Exercise instructions:
Among the records below, count the lines where "LEAMON" occurs, and report that total alone.

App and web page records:
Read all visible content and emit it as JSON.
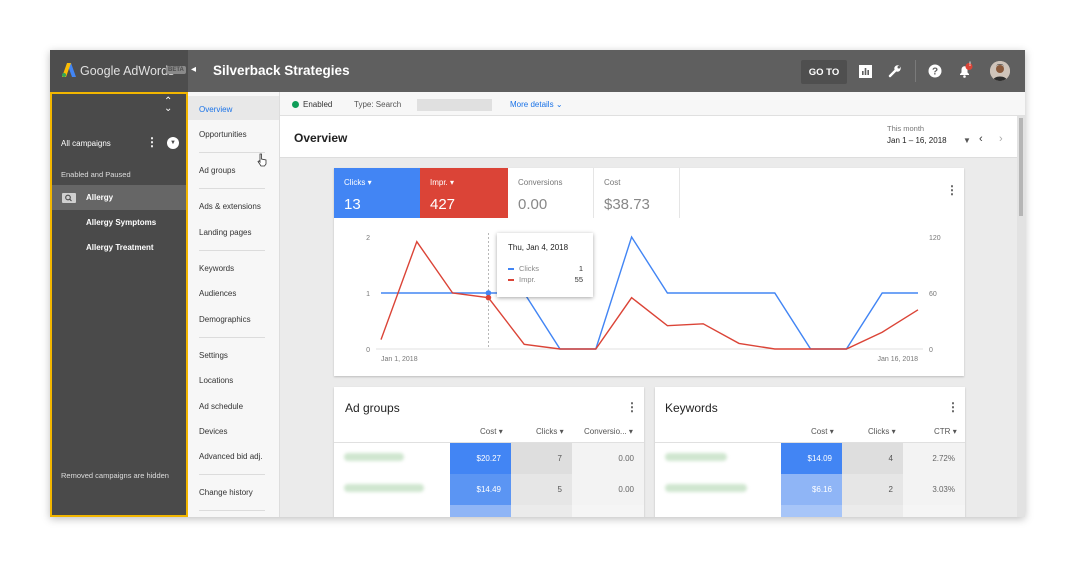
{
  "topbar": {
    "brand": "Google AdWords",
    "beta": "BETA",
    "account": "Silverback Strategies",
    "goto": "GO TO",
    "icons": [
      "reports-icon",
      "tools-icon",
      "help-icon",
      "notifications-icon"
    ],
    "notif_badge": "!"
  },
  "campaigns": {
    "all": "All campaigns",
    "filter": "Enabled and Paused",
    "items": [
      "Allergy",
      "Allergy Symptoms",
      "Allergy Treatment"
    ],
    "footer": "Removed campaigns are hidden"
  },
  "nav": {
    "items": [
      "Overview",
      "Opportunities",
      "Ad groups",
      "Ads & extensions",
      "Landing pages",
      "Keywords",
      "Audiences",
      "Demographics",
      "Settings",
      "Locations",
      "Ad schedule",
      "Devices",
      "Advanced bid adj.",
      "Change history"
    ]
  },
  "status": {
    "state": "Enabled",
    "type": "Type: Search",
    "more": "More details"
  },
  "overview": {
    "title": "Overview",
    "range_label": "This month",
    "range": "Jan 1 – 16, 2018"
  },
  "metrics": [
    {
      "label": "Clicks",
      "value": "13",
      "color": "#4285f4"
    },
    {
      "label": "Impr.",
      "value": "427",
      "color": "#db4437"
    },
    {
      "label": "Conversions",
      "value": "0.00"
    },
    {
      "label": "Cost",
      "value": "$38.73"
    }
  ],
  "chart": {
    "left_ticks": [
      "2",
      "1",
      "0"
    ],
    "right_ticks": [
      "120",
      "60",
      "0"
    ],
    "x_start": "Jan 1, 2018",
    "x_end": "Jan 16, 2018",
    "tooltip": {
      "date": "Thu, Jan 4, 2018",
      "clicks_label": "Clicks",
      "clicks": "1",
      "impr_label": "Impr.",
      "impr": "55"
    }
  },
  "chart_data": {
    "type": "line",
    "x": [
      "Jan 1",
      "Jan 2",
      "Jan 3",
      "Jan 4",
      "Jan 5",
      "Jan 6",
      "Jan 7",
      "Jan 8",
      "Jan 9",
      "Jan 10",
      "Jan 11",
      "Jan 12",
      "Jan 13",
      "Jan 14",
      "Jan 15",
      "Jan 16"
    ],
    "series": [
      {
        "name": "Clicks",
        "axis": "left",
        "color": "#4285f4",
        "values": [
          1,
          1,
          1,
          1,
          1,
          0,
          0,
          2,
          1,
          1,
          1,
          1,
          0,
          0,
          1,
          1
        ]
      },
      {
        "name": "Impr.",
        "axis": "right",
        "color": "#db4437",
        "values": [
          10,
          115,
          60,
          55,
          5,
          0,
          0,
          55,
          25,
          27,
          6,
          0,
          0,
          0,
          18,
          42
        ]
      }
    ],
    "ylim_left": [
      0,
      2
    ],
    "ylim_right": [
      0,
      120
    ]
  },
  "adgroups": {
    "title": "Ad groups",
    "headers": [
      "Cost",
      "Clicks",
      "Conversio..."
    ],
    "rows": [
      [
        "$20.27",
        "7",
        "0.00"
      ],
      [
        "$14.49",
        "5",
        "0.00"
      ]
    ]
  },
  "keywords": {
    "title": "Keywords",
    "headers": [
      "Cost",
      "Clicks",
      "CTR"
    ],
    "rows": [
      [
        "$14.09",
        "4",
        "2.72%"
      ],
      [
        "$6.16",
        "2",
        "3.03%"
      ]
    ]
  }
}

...

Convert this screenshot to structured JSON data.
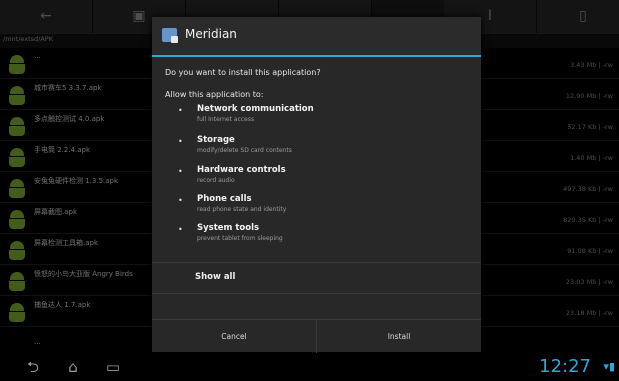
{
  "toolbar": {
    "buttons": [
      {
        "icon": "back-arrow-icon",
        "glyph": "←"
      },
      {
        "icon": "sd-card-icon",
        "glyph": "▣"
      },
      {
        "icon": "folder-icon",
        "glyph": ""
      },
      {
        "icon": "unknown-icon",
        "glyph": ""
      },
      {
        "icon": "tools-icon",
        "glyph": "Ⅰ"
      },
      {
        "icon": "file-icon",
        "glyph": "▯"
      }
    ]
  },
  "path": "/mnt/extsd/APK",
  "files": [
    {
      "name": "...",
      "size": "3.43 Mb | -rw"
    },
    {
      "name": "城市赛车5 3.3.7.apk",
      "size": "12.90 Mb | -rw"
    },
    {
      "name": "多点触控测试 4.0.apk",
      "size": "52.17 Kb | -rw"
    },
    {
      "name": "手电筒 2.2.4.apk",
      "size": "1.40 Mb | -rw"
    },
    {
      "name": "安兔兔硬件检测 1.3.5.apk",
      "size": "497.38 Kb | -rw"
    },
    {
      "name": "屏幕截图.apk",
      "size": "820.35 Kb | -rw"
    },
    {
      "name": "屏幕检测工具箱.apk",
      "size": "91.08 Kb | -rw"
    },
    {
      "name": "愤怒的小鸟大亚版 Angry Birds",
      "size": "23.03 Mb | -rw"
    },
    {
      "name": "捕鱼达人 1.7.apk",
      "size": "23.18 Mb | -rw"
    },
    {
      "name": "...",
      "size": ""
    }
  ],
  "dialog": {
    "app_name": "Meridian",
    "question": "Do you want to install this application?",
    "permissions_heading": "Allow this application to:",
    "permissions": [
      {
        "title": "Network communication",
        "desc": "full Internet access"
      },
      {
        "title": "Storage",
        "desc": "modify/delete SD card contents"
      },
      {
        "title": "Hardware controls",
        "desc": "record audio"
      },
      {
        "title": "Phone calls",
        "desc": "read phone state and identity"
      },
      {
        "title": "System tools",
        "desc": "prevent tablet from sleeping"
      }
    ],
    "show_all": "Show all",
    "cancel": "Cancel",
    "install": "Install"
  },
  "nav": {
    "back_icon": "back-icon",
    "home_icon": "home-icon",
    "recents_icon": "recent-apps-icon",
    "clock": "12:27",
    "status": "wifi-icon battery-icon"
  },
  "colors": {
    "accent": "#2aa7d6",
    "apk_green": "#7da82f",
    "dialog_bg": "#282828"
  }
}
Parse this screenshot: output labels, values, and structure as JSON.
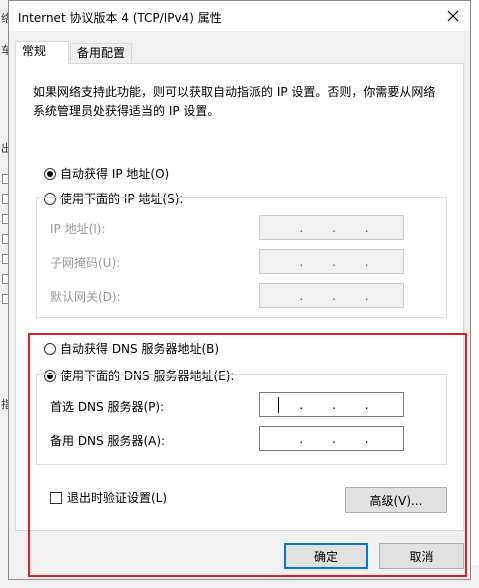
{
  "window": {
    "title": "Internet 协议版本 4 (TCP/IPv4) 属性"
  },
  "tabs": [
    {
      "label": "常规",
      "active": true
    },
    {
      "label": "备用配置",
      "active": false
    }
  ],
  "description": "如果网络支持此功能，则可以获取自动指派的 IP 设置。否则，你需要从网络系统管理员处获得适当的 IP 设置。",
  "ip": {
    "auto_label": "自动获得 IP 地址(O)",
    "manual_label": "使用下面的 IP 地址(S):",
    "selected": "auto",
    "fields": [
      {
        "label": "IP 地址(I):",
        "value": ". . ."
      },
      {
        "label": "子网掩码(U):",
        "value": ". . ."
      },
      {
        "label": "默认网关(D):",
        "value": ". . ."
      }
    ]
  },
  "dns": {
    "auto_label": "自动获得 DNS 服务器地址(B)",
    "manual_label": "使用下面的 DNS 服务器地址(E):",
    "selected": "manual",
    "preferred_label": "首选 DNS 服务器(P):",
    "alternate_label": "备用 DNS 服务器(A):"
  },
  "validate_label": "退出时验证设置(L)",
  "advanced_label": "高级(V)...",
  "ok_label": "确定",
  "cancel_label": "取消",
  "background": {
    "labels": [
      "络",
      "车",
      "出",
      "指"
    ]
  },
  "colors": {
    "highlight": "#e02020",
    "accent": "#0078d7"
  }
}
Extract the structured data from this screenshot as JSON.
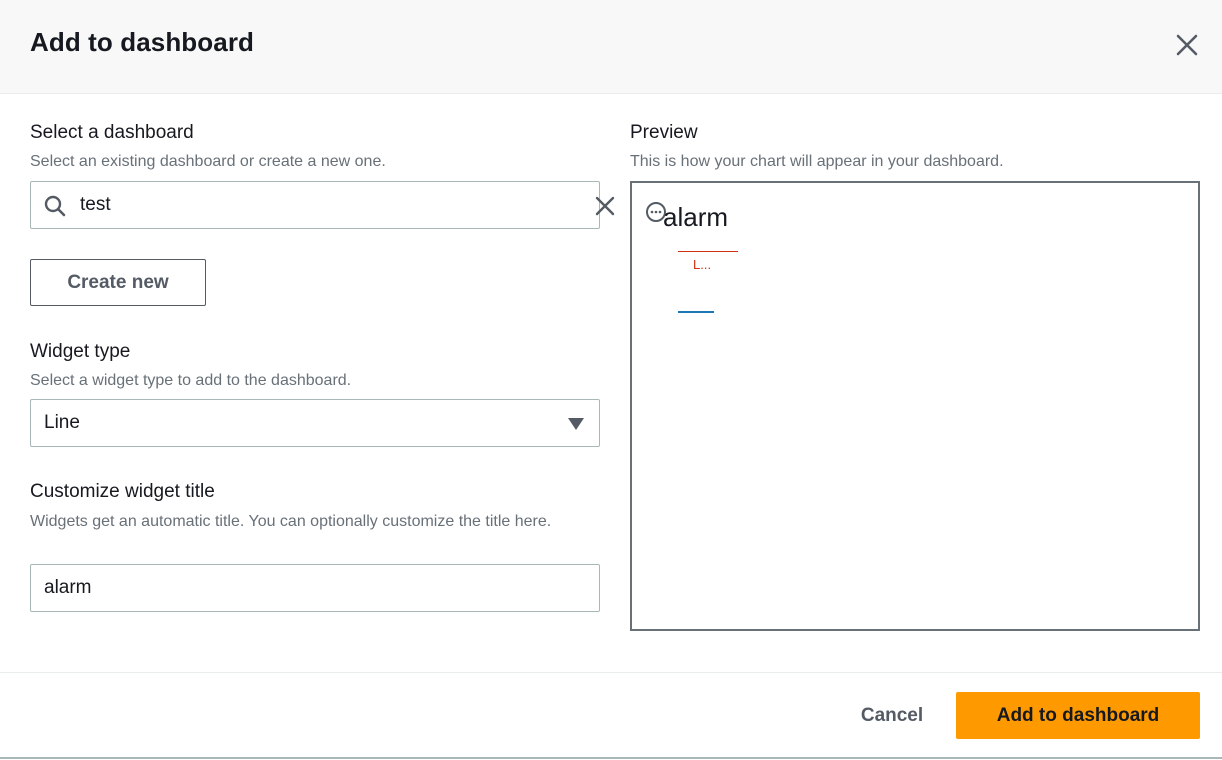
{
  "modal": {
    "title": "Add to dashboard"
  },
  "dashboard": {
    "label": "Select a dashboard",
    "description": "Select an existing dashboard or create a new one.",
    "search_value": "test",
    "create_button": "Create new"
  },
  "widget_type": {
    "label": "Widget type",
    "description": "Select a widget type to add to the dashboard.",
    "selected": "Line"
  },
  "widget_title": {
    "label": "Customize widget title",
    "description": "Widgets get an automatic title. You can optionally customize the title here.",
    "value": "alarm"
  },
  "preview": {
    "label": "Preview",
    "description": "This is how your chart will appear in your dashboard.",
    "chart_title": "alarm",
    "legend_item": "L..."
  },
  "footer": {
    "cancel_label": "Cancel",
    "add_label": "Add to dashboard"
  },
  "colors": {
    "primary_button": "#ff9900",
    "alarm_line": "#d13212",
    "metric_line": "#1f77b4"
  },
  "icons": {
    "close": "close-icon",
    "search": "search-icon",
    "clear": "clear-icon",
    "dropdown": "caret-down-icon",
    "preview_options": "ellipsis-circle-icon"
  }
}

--

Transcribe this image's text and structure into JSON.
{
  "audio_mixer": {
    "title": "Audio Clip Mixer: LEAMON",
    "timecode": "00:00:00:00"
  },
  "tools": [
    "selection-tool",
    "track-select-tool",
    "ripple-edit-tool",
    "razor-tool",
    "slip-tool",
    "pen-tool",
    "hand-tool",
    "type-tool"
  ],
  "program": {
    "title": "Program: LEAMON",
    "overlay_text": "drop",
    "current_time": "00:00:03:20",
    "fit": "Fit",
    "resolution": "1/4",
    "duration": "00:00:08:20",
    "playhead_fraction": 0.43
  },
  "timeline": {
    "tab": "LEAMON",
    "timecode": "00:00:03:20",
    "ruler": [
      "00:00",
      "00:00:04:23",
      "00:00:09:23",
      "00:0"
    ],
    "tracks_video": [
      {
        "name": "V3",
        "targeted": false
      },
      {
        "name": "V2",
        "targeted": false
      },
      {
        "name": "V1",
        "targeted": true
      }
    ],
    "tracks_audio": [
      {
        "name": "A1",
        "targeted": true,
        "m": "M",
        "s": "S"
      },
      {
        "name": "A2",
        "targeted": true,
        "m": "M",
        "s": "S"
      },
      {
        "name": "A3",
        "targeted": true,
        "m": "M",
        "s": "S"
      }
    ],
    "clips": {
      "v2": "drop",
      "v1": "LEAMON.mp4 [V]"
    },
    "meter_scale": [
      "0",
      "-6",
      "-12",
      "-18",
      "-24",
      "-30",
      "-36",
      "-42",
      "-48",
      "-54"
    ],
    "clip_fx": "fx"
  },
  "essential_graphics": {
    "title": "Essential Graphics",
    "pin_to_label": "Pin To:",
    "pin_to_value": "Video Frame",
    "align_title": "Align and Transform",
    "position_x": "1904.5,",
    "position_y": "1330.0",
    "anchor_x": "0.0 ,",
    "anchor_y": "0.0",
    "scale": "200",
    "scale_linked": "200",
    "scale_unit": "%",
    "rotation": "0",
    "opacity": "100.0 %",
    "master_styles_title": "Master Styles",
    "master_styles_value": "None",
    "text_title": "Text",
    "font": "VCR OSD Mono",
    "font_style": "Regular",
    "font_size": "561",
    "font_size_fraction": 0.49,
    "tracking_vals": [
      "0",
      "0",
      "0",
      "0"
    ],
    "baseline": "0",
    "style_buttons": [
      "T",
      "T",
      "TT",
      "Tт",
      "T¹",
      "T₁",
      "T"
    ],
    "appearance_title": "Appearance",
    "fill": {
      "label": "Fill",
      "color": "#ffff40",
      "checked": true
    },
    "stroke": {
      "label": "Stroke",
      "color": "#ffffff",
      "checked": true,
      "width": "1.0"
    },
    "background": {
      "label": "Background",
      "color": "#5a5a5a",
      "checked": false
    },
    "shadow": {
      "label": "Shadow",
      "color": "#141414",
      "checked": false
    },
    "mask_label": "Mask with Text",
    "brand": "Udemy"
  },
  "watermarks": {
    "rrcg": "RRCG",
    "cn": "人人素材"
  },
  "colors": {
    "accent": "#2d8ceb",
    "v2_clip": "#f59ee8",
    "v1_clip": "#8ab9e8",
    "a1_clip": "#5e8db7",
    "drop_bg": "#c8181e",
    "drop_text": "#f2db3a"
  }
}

Solution for this task:
4